Directions
The records below must be copied in full, exactly as they read.

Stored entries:
◇ ◇ ◇ ◇ ◇ ◇ ◇

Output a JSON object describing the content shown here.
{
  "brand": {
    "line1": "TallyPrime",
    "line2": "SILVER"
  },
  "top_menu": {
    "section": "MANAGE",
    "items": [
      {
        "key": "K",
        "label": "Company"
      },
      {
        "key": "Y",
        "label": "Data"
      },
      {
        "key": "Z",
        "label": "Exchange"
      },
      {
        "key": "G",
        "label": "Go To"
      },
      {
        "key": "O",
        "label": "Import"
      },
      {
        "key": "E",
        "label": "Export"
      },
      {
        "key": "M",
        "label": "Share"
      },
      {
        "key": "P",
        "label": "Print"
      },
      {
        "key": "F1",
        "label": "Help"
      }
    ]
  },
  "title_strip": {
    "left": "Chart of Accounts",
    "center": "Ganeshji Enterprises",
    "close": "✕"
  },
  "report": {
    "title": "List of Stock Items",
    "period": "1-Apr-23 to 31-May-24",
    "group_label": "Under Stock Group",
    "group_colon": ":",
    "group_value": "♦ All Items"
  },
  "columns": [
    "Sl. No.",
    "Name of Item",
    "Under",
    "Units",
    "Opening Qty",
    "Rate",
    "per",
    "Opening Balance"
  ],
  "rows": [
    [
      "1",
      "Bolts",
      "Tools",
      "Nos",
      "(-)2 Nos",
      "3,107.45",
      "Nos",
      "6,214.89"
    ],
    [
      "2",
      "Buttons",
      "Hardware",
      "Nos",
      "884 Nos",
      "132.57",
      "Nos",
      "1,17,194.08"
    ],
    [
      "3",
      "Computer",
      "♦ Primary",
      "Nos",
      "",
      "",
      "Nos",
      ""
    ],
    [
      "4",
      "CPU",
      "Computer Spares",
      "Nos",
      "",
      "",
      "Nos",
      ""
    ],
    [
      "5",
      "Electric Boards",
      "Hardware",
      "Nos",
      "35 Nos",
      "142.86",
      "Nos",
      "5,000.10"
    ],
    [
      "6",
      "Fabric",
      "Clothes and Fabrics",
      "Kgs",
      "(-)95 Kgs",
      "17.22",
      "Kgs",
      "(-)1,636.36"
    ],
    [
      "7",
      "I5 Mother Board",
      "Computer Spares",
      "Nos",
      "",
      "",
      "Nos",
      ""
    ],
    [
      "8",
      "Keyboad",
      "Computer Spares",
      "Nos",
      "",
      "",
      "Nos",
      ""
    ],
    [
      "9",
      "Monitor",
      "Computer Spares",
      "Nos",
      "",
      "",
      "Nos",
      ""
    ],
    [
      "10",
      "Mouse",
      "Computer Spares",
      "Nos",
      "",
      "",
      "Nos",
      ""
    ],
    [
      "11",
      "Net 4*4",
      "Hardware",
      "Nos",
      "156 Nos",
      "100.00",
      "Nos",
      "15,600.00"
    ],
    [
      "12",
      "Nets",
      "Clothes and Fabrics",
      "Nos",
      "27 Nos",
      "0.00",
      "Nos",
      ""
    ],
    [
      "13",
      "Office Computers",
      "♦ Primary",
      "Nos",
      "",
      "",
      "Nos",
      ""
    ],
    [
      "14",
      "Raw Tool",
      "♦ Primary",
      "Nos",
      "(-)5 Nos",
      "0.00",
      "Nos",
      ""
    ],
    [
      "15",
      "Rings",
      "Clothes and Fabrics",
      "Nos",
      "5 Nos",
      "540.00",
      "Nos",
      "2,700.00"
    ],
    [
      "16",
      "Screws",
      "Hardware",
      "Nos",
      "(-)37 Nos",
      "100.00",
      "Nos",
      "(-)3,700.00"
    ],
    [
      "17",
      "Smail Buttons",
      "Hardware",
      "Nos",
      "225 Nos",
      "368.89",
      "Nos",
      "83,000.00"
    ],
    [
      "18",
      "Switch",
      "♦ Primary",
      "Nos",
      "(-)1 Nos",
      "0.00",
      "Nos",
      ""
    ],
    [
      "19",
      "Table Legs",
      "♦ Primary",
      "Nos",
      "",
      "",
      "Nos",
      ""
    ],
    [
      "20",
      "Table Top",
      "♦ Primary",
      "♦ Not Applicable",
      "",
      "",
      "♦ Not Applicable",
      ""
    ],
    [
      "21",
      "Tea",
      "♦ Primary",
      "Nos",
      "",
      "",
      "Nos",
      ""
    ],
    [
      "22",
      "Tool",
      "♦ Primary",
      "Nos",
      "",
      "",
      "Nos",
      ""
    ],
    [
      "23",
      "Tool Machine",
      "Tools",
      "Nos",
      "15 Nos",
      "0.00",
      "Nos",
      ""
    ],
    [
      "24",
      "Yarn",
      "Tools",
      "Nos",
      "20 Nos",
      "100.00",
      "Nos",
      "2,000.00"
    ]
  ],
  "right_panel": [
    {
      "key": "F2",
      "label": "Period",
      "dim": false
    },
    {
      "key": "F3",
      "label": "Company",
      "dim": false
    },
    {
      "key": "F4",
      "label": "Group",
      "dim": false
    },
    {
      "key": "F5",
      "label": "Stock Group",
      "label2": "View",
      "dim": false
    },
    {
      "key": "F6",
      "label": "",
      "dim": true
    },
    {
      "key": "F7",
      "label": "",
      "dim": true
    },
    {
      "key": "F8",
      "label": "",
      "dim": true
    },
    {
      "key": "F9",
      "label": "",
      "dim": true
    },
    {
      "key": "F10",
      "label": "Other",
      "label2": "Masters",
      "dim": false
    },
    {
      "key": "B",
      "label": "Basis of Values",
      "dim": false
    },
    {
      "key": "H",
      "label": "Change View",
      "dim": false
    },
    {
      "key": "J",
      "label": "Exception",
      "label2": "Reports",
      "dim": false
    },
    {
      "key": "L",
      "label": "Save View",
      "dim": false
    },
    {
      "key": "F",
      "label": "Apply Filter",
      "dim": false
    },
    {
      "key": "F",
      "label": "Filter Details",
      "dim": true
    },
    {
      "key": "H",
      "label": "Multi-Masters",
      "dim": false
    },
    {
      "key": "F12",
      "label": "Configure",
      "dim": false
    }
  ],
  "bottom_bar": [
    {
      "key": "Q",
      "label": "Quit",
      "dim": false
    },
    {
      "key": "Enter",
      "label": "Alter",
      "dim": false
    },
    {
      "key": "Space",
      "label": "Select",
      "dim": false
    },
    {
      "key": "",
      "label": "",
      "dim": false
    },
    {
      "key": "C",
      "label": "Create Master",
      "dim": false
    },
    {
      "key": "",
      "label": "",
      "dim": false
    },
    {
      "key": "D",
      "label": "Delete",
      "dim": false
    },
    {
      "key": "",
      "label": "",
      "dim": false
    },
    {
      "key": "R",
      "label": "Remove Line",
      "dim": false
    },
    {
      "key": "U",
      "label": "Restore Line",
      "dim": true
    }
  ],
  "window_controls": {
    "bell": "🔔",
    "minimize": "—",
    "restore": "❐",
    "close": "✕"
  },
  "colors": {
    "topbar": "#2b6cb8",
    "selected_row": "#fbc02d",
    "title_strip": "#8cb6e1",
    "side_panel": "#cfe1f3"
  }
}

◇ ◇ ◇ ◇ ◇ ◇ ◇

Written solution
Output a JSON object describing the content shown here.
{
  "brand": {
    "line1": "TallyPrime",
    "line2": "SILVER"
  },
  "top_menu": {
    "section": "MANAGE",
    "items": [
      {
        "key": "K",
        "label": "Company"
      },
      {
        "key": "Y",
        "label": "Data"
      },
      {
        "key": "Z",
        "label": "Exchange"
      },
      {
        "key": "G",
        "label": "Go To"
      },
      {
        "key": "O",
        "label": "Import"
      },
      {
        "key": "E",
        "label": "Export"
      },
      {
        "key": "M",
        "label": "Share"
      },
      {
        "key": "P",
        "label": "Print"
      },
      {
        "key": "F1",
        "label": "Help"
      }
    ]
  },
  "title_strip": {
    "left": "Chart of Accounts",
    "center": "Ganeshji Enterprises",
    "close": "✕"
  },
  "report": {
    "title": "List of Stock Items",
    "period": "1-Apr-23 to 31-May-24",
    "group_label": "Under Stock Group",
    "group_colon": ":",
    "group_value": "♦ All Items"
  },
  "columns": [
    "Sl. No.",
    "Name of Item",
    "Under",
    "Units",
    "Opening Qty",
    "Rate",
    "per",
    "Opening Balance"
  ],
  "rows": [
    [
      "1",
      "Bolts",
      "Tools",
      "Nos",
      "(-)2 Nos",
      "3,107.45",
      "Nos",
      "6,214.89"
    ],
    [
      "2",
      "Buttons",
      "Hardware",
      "Nos",
      "884 Nos",
      "132.57",
      "Nos",
      "1,17,194.08"
    ],
    [
      "3",
      "Computer",
      "♦ Primary",
      "Nos",
      "",
      "",
      "Nos",
      ""
    ],
    [
      "4",
      "CPU",
      "Computer Spares",
      "Nos",
      "",
      "",
      "Nos",
      ""
    ],
    [
      "5",
      "Electric Boards",
      "Hardware",
      "Nos",
      "35 Nos",
      "142.86",
      "Nos",
      "5,000.10"
    ],
    [
      "6",
      "Fabric",
      "Clothes and Fabrics",
      "Kgs",
      "(-)95 Kgs",
      "17.22",
      "Kgs",
      "(-)1,636.36"
    ],
    [
      "7",
      "I5 Mother Board",
      "Computer Spares",
      "Nos",
      "",
      "",
      "Nos",
      ""
    ],
    [
      "8",
      "Keyboad",
      "Computer Spares",
      "Nos",
      "",
      "",
      "Nos",
      ""
    ],
    [
      "9",
      "Monitor",
      "Computer Spares",
      "Nos",
      "",
      "",
      "Nos",
      ""
    ],
    [
      "10",
      "Mouse",
      "Computer Spares",
      "Nos",
      "",
      "",
      "Nos",
      ""
    ],
    [
      "11",
      "Net 4*4",
      "Hardware",
      "Nos",
      "156 Nos",
      "100.00",
      "Nos",
      "15,600.00"
    ],
    [
      "12",
      "Nets",
      "Clothes and Fabrics",
      "Nos",
      "27 Nos",
      "0.00",
      "Nos",
      ""
    ],
    [
      "13",
      "Office Computers",
      "♦ Primary",
      "Nos",
      "",
      "",
      "Nos",
      ""
    ],
    [
      "14",
      "Raw Tool",
      "♦ Primary",
      "Nos",
      "(-)5 Nos",
      "0.00",
      "Nos",
      ""
    ],
    [
      "15",
      "Rings",
      "Clothes and Fabrics",
      "Nos",
      "5 Nos",
      "540.00",
      "Nos",
      "2,700.00"
    ],
    [
      "16",
      "Screws",
      "Hardware",
      "Nos",
      "(-)37 Nos",
      "100.00",
      "Nos",
      "(-)3,700.00"
    ],
    [
      "17",
      "Smail Buttons",
      "Hardware",
      "Nos",
      "225 Nos",
      "368.89",
      "Nos",
      "83,000.00"
    ],
    [
      "18",
      "Switch",
      "♦ Primary",
      "Nos",
      "(-)1 Nos",
      "0.00",
      "Nos",
      ""
    ],
    [
      "19",
      "Table Legs",
      "♦ Primary",
      "Nos",
      "",
      "",
      "Nos",
      ""
    ],
    [
      "20",
      "Table Top",
      "♦ Primary",
      "♦ Not Applicable",
      "",
      "",
      "♦ Not Applicable",
      ""
    ],
    [
      "21",
      "Tea",
      "♦ Primary",
      "Nos",
      "",
      "",
      "Nos",
      ""
    ],
    [
      "22",
      "Tool",
      "♦ Primary",
      "Nos",
      "",
      "",
      "Nos",
      ""
    ],
    [
      "23",
      "Tool Machine",
      "Tools",
      "Nos",
      "15 Nos",
      "0.00",
      "Nos",
      ""
    ],
    [
      "24",
      "Yarn",
      "Tools",
      "Nos",
      "20 Nos",
      "100.00",
      "Nos",
      "2,000.00"
    ]
  ],
  "right_panel": [
    {
      "key": "F2",
      "label": "Period",
      "dim": false
    },
    {
      "key": "F3",
      "label": "Company",
      "dim": false
    },
    {
      "key": "F4",
      "label": "Group",
      "dim": false
    },
    {
      "key": "F5",
      "label": "Stock Group",
      "label2": "View",
      "dim": false
    },
    {
      "key": "F6",
      "label": "",
      "dim": true
    },
    {
      "key": "F7",
      "label": "",
      "dim": true
    },
    {
      "key": "F8",
      "label": "",
      "dim": true
    },
    {
      "key": "F9",
      "label": "",
      "dim": true
    },
    {
      "key": "F10",
      "label": "Other",
      "label2": "Masters",
      "dim": false
    },
    {
      "key": "B",
      "label": "Basis of Values",
      "dim": false
    },
    {
      "key": "H",
      "label": "Change View",
      "dim": false
    },
    {
      "key": "J",
      "label": "Exception",
      "label2": "Reports",
      "dim": false
    },
    {
      "key": "L",
      "label": "Save View",
      "dim": false
    },
    {
      "key": "F",
      "label": "Apply Filter",
      "dim": false
    },
    {
      "key": "F",
      "label": "Filter Details",
      "dim": true
    },
    {
      "key": "H",
      "label": "Multi-Masters",
      "dim": false
    },
    {
      "key": "F12",
      "label": "Configure",
      "dim": false
    }
  ],
  "bottom_bar": [
    {
      "key": "Q",
      "label": "Quit",
      "dim": false
    },
    {
      "key": "Enter",
      "label": "Alter",
      "dim": false
    },
    {
      "key": "Space",
      "label": "Select",
      "dim": false
    },
    {
      "key": "",
      "label": "",
      "dim": false
    },
    {
      "key": "C",
      "label": "Create Master",
      "dim": false
    },
    {
      "key": "",
      "label": "",
      "dim": false
    },
    {
      "key": "D",
      "label": "Delete",
      "dim": false
    },
    {
      "key": "",
      "label": "",
      "dim": false
    },
    {
      "key": "R",
      "label": "Remove Line",
      "dim": false
    },
    {
      "key": "U",
      "label": "Restore Line",
      "dim": true
    }
  ],
  "window_controls": {
    "bell": "🔔",
    "minimize": "—",
    "restore": "❐",
    "close": "✕"
  },
  "colors": {
    "topbar": "#2b6cb8",
    "selected_row": "#fbc02d",
    "title_strip": "#8cb6e1",
    "side_panel": "#cfe1f3"
  }
}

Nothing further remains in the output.